The Gos­pel read­ing for today fol­lows on from last week’s read­ing where Jesus addressed the issue of what to do when a Chris­ti­an broth­er or sis­ter sinned against you. In case you missed last week the answer was to go and talk to the per­son who hurt you and seek recon­cili­ation, before you think of involving any­one else in the com­munity. Peter’s ques­tion fol­lows on imme­di­ately after that dis­cus­sion: “How often should I for­give if someone sins against me? As many as sev­en times?” I sus­pect Peter thought sev­en times was pretty gen­er­ous and we might be inclined to agree. “No”, Jesus says, “not sev­en times but sev­enty times sev­en.” In oth­er words for­give­ness isn’t some­thing you can quanti­fy- if you are keep­ing count you have missed the point. Jesus then goes on to tell a par­able to drive the mes­sage home. Remem­ber­ing that a par­able is usu­ally told to make just one main point, the les­son seems pretty obvi­ous but it helps to remem­ber a couple of things. The slave who owed ten thou­sand tal­ents owed a debt that could nev­er be repaid. Ten thou­sand tal­ents in our cur­rency would run to hun­dreds of mil­lions of dol­lars. It was a ridicu­lous amount of money. The king’s for­give­ness of the debt was an act of extra­vag­ant grace, for this was a debt the slave could nev­er have hoped to repay. The amount owed to the for­giv­en slave by one of his col­leagues was not tri­fling but it was a do-able fig­ure. The hard hearted slave is pun­ished so severely at the end of the story because he treated the mercy shown to him with such con­tempt –it meant so little to him.

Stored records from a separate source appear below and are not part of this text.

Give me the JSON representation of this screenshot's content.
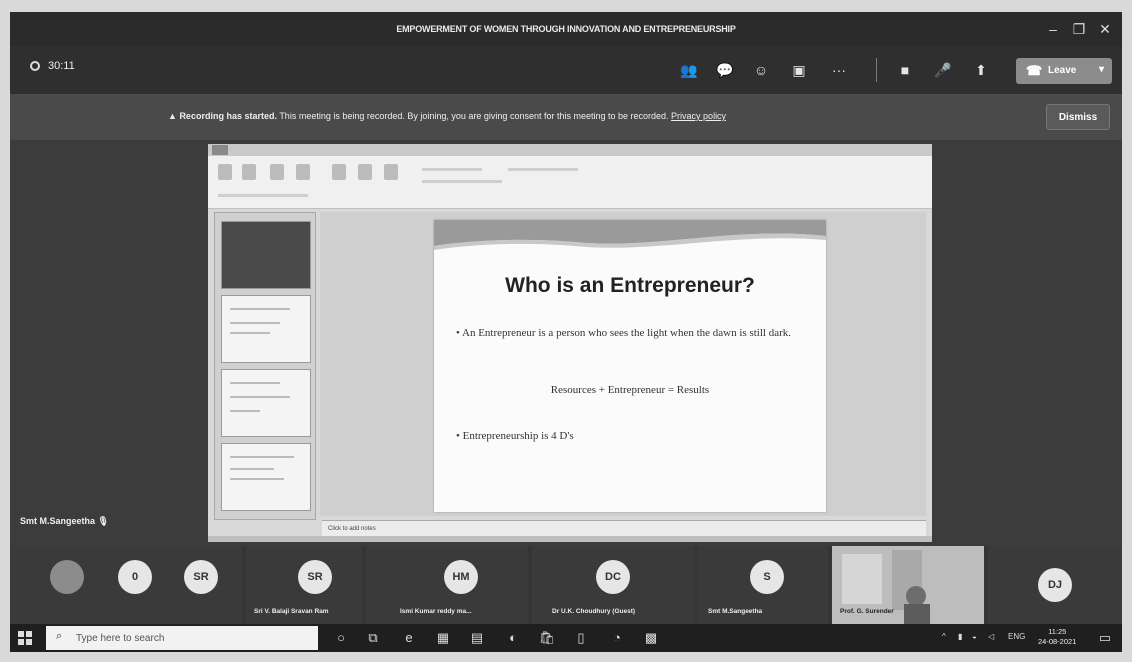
{
  "window": {
    "title": "EMPOWERMENT OF WOMEN THROUGH INNOVATION AND ENTREPRENEURSHIP"
  },
  "toolbar": {
    "timer": "30:11",
    "leave_label": "Leave"
  },
  "banner": {
    "bold_text": "Recording has started.",
    "text": "This meeting is being recorded. By joining, you are giving consent for this meeting to be recorded.",
    "link": "Privacy policy",
    "dismiss_label": "Dismiss"
  },
  "stage": {
    "presenter_name": "Smt M.Sangeetha"
  },
  "slide": {
    "title": "Who is an Entrepreneur?",
    "bullet1": "• An Entrepreneur is a person who sees the light when the dawn is still dark.",
    "equation": "Resources + Entrepreneur = Results",
    "bullet2": "• Entrepreneurship is 4 D's"
  },
  "ppt": {
    "notes_placeholder": "Click to add notes"
  },
  "participants": [
    {
      "initials": "",
      "name": ""
    },
    {
      "initials": "0",
      "name": ""
    },
    {
      "initials": "SR",
      "name": ""
    },
    {
      "initials": "SR",
      "name": "Sri V. Balaji Sravan Ram"
    },
    {
      "initials": "HM",
      "name": "Ismi Kumar reddy ma..."
    },
    {
      "initials": "DC",
      "name": "Dr U.K. Choudhury (Guest)"
    },
    {
      "initials": "S",
      "name": "Smt M.Sangeetha"
    },
    {
      "initials": "",
      "name": "Prof. G. Surender"
    },
    {
      "initials": "DJ",
      "name": ""
    }
  ],
  "taskbar": {
    "search_placeholder": "Type here to search",
    "lang": "ENG",
    "time": "11:25",
    "date": "24-08-2021"
  },
  "colors": {
    "accent": "#8c8c8c",
    "background": "#3a3a3a"
  }
}
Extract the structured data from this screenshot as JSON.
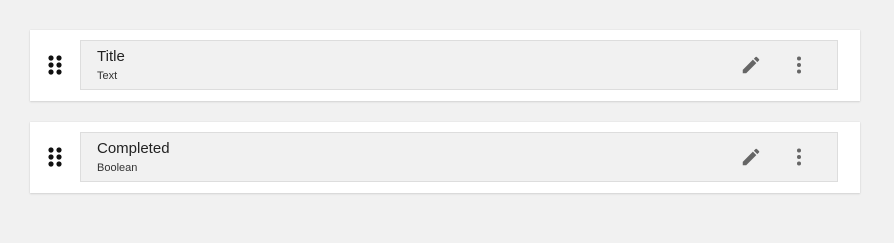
{
  "colors": {
    "page_background": "#f1f1f1",
    "card_background": "#ffffff",
    "field_background": "#f1f1f1",
    "icon": "#666666",
    "drag_icon": "#111111"
  },
  "fields": [
    {
      "name": "Title",
      "type": "Text",
      "drag_icon": "drag-handle-icon",
      "edit_icon": "pencil-icon",
      "menu_icon": "more-vertical-icon"
    },
    {
      "name": "Completed",
      "type": "Boolean",
      "drag_icon": "drag-handle-icon",
      "edit_icon": "pencil-icon",
      "menu_icon": "more-vertical-icon"
    }
  ]
}
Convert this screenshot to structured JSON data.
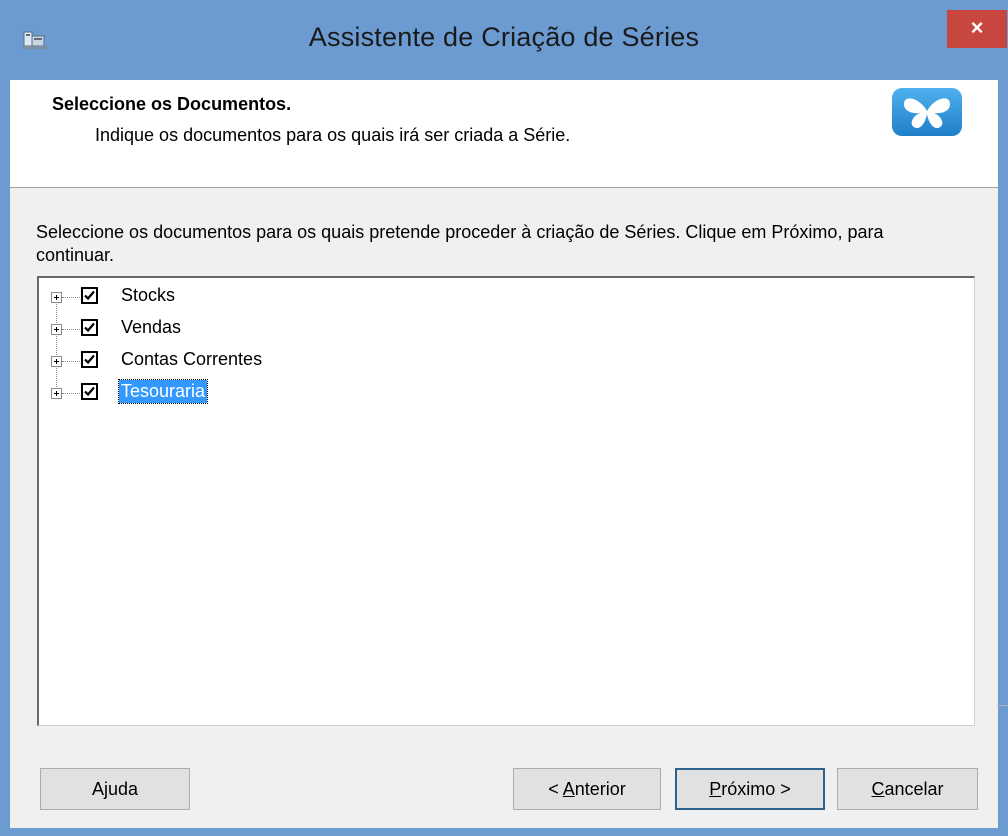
{
  "window": {
    "title": "Assistente de Criação de Séries",
    "close_label": "×"
  },
  "header": {
    "title": "Seleccione os Documentos.",
    "subtitle": "Indique os documentos para os quais irá ser criada a Série."
  },
  "instructions": "Seleccione os documentos para os quais pretende proceder à criação de Séries. Clique em Próximo, para continuar.",
  "tree": {
    "items": [
      {
        "label": "Stocks",
        "checked": true,
        "selected": false
      },
      {
        "label": "Vendas",
        "checked": true,
        "selected": false
      },
      {
        "label": "Contas Correntes",
        "checked": true,
        "selected": false
      },
      {
        "label": "Tesouraria",
        "checked": true,
        "selected": true
      }
    ]
  },
  "buttons": {
    "help": "Ajuda",
    "previous_prefix": "< ",
    "previous_mnemonic": "A",
    "previous_rest": "nterior",
    "next_mnemonic": "P",
    "next_rest": "róximo >",
    "cancel_mnemonic": "C",
    "cancel_rest": "ancelar"
  },
  "colors": {
    "titlebar": "#6b9bd1",
    "close": "#c7463d",
    "selection": "#3399ff",
    "logo": "#2b8fd6"
  }
}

The les­son is clear, we are the recip­i­ents of God’s extra­vag­ant grace. We have been for­giv­en more than we could ever repay so in grat­it­ude for that mercy we are to recip­roc­ate and be for­giv­ing to oth­ers. For­give­ness is at the heart of the Gos­pel and at the heart of our rela­tion­ships with one anoth­er. For­give­ness is costly, and it is hard but our redemp­tion was also costly. We love because God first loved us and we for­give for the same reas­on.

Philip Brad­ford